The UK Chinese community were in the theatre in large numbers for this production. Silk Road has been the People’s Republic of China’s cultural ambassador since 1979.
They have been round the world. This was their first visit to London and they were here for only three performances.
The Silk Road, which stretched for 4,000 miles, gets its name from the lucrative Chinese silk trade which was carried out along its length. The trade began during the Han Dynasty, which dates from 206 BC – 220 AD.
The show takes its inspiration from the Dunhuag murals in Gansu, a famous site for Buddhist art in North West China, and relies on spectacle, which richly and colourfully costumed, is often beautiful to look at it.

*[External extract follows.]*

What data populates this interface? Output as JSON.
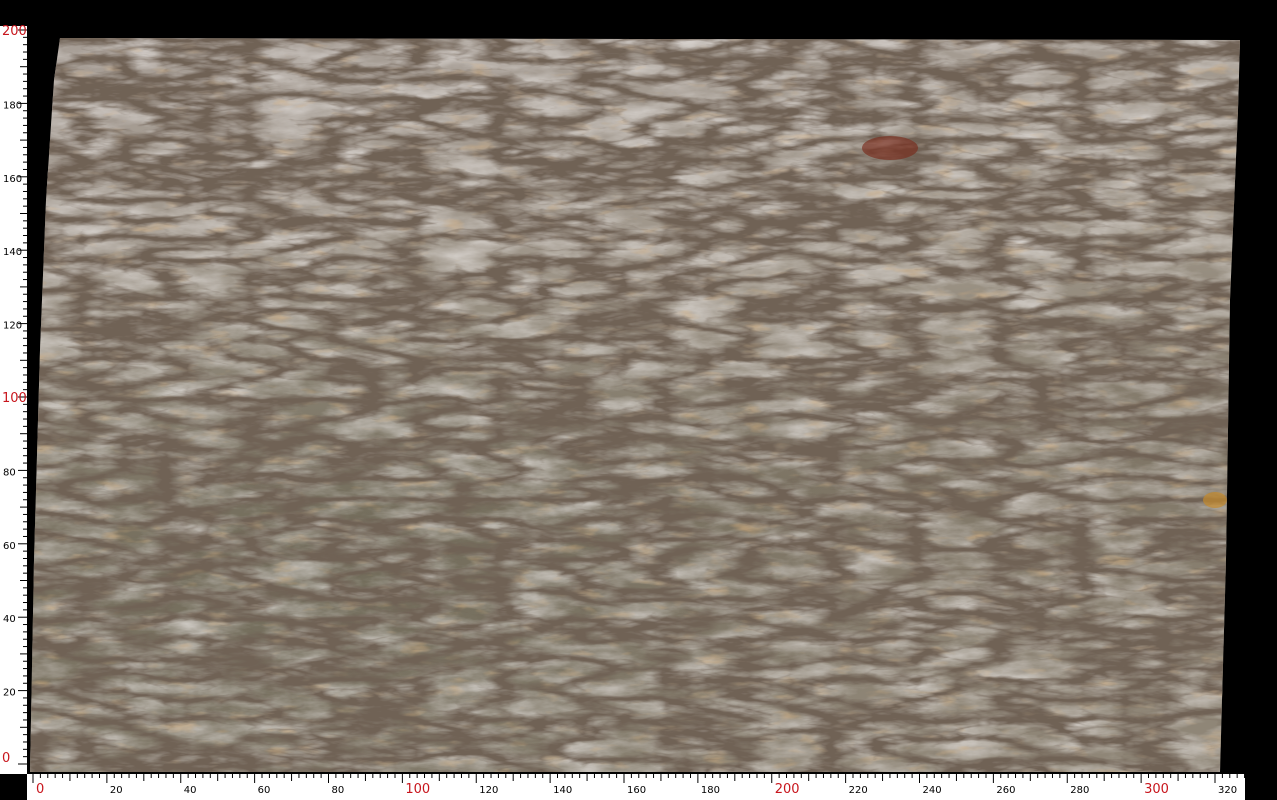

The actual story-line of a father searching for his kidnapped daughter is not sufficiently involving to be moving. The high spot is the opening sequence, the women all in glittering gold, arms, hands and elongated fingers, all outstretched.
There is nothing to equal these exquisite tableaux in the rest of the performance, except for a solo dance with enormous swirling ribbons.
The Silk Road is aimed at family audiences. What would be really exciting for those who love Chinese classical theatre would be for London to see some Peking Opera.
by Robert Tanitch, Mature Times theatre reviewer